> _EXERCISE DETAILS_
Whenever a line carries the word "コントローラー", pull it out of the entries.

(Element data from apps and pages)
★ ★ ★ ★
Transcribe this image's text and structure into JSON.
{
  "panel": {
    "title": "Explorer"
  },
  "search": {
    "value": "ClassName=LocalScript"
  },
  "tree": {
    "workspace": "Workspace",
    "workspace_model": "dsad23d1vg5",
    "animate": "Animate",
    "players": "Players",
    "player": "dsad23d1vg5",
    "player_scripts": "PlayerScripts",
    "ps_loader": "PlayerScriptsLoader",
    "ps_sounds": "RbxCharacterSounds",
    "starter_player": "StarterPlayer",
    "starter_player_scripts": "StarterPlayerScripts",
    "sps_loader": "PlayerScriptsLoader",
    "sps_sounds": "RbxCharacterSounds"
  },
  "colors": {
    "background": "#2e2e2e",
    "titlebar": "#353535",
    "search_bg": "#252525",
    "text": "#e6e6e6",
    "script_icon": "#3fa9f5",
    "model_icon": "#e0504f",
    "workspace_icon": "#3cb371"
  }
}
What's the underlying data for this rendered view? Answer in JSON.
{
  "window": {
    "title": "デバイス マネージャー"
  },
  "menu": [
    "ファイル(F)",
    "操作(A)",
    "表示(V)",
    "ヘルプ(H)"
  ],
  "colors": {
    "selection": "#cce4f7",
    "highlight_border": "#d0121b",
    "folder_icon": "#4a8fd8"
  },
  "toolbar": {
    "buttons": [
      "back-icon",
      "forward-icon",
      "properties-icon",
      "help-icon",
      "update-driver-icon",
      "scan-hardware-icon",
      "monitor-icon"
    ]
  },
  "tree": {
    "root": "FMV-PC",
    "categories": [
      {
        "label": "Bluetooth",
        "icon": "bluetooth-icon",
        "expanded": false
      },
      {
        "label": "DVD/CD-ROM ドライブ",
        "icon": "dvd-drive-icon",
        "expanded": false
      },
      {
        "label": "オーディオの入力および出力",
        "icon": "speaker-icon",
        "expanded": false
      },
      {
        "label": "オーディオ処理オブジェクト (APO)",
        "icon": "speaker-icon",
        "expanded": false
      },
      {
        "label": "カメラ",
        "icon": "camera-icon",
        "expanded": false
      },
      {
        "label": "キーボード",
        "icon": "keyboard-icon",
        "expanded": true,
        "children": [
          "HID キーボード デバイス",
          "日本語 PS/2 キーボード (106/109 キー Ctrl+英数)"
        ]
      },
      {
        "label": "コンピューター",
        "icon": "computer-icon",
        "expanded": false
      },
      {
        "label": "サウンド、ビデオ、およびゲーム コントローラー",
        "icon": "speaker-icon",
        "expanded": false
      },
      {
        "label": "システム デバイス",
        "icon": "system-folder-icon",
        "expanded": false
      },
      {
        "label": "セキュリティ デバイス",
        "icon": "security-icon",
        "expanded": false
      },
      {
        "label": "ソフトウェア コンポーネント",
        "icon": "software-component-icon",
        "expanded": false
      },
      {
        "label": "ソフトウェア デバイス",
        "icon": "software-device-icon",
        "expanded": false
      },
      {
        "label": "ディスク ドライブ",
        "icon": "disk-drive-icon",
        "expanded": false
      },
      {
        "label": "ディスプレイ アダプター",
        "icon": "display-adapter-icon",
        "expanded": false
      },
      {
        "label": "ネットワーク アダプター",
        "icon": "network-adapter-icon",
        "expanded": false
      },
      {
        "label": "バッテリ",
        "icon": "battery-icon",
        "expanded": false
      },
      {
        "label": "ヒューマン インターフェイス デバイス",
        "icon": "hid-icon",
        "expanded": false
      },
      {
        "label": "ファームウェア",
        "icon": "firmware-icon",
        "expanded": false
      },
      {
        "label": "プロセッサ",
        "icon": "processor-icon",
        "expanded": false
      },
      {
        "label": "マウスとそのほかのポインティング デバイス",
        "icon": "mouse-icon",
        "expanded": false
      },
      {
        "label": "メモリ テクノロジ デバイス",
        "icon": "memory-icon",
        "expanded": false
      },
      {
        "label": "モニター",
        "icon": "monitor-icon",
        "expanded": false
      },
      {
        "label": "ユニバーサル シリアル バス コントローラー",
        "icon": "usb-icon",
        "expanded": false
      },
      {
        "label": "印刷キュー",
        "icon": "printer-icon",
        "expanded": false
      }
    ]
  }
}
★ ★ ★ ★
> _WRITTEN ANSWER_
        "label": "サウンド、ビデオ、およびゲーム コントローラー",
        "label": "ユニバーサル シリアル バス コントローラー",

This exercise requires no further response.